- CMS and the Office of the National Coordinator for Health IT have been working on the final report required by the 21st Century Cures Act since mid-2017. The strategy released Friday includes near-term suggestions like EHR developers upping the user-friendliness of interfaces and aligning reporting requirements across federal payer programs.
- Though the final report contains what ONC head Don Rucker called "best next steps," industry is ready for the Trump administration to release two sweeping final rules requiring payers and providers to remove silos preventing the free flow of patient health data, the subject of a fierce public debate since their proposal last year.
Federal rules along with clunky EHR systems are among the main drivers of physician burnout and can subtract a significant chunk of time from care delivery.
Three primary goals HHS outlined in the report are to reduce the time and effort it takes clinicians to record data in their EHR, reduce regulatory reporting requirements and improve the user experience of EHRs.
ONC noted in a Friday blog post the government has already taken steps to ameliorate time spent on administrative tasks while finalizing the report. For example, CMS revamped two-decades-old Evaluation and Management (E/M) documentation guidelines after hearing feedback they were complicated and contributing to EHR-related burden and "pajama time," where doctors stay after hours entering billing and quality reporting data.
The cuts, which go into effect in 2021, are expected to save providers some 2.3 million hours per year.
HHS Secretary Alex Azar noted the government can't eliminate outsized health IT burden on its own, and that addressing the myriad sources of clinician burden would take coordinated action from the public and private sectors. For example, EHR vendors like Epic and Cerner can improve their interfaces and standardized how clinical content is presented in their software.

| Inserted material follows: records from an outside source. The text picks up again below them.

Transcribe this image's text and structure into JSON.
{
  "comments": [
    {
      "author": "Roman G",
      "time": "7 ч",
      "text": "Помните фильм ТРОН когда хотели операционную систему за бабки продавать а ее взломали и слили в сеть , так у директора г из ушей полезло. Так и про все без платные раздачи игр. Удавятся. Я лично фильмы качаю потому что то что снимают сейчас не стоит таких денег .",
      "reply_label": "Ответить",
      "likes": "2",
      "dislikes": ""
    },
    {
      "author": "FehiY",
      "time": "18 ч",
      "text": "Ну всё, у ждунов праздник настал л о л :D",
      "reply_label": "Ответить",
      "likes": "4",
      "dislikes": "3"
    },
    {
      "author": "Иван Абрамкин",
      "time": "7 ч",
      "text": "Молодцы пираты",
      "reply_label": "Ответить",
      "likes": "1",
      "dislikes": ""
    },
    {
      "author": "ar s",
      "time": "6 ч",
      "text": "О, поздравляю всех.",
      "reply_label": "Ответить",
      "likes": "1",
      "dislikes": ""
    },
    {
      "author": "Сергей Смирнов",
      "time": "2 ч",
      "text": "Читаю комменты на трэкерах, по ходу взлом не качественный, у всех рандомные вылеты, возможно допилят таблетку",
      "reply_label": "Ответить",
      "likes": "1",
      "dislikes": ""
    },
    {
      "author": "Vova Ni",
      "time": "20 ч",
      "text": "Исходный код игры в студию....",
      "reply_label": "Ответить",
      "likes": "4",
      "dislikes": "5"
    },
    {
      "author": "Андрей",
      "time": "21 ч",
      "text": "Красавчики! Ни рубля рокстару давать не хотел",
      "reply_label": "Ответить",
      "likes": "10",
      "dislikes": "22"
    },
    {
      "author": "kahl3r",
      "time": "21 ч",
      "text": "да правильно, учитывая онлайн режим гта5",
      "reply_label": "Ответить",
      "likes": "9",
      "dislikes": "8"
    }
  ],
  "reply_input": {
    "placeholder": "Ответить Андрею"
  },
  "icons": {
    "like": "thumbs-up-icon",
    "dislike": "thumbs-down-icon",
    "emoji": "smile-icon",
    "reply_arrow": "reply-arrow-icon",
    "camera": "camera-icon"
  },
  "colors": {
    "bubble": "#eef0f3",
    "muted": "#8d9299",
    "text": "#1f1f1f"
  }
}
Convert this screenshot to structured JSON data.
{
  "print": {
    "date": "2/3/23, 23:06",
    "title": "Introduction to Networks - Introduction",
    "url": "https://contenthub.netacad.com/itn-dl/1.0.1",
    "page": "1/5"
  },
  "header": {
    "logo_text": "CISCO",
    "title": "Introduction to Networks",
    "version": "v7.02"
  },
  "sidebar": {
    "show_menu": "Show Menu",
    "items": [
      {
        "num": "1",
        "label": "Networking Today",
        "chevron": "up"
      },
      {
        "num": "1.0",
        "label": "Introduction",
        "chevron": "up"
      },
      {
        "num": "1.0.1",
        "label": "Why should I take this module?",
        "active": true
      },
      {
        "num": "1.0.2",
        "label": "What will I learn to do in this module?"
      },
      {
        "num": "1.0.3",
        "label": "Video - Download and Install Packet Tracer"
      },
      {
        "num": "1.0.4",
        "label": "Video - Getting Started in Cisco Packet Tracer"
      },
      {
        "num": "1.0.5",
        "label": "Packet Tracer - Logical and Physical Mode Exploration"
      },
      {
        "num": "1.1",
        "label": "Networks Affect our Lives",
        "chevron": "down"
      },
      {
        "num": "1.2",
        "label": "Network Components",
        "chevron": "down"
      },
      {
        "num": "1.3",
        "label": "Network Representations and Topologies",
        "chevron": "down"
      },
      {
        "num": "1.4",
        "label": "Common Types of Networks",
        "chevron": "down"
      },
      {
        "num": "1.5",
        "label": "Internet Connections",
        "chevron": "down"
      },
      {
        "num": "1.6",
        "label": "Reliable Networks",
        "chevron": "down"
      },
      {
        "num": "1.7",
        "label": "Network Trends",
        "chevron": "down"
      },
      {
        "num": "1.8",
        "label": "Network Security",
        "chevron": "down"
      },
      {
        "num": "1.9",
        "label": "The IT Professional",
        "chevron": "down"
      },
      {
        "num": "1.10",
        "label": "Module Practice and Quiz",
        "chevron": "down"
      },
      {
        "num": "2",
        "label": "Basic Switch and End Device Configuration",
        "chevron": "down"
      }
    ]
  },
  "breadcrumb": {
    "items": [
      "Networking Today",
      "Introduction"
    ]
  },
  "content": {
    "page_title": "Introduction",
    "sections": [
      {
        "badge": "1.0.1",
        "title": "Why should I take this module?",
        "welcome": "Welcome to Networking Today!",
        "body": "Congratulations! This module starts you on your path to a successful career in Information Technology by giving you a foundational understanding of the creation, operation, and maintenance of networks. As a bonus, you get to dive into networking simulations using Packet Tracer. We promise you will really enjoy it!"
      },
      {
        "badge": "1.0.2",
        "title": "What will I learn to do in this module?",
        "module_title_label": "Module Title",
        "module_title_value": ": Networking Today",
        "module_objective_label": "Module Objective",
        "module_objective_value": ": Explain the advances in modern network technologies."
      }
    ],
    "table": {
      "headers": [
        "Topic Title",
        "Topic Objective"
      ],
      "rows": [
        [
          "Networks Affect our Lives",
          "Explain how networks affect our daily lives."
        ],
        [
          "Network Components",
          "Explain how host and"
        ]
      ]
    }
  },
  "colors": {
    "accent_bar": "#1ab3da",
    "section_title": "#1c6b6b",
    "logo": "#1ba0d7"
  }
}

Epic has lobbied fiercely against HHS' twin rules prohibiting data blocking between disparate health IT systems, citing privacy concerns once patient data is allowed to flow freely in and out of the protective umbrella of HIPAA. Though government insiders said the rules would be released early this year, they blew past the 90-day window for Office of Management and Budget review in January as patient advocates have clamored for their publication.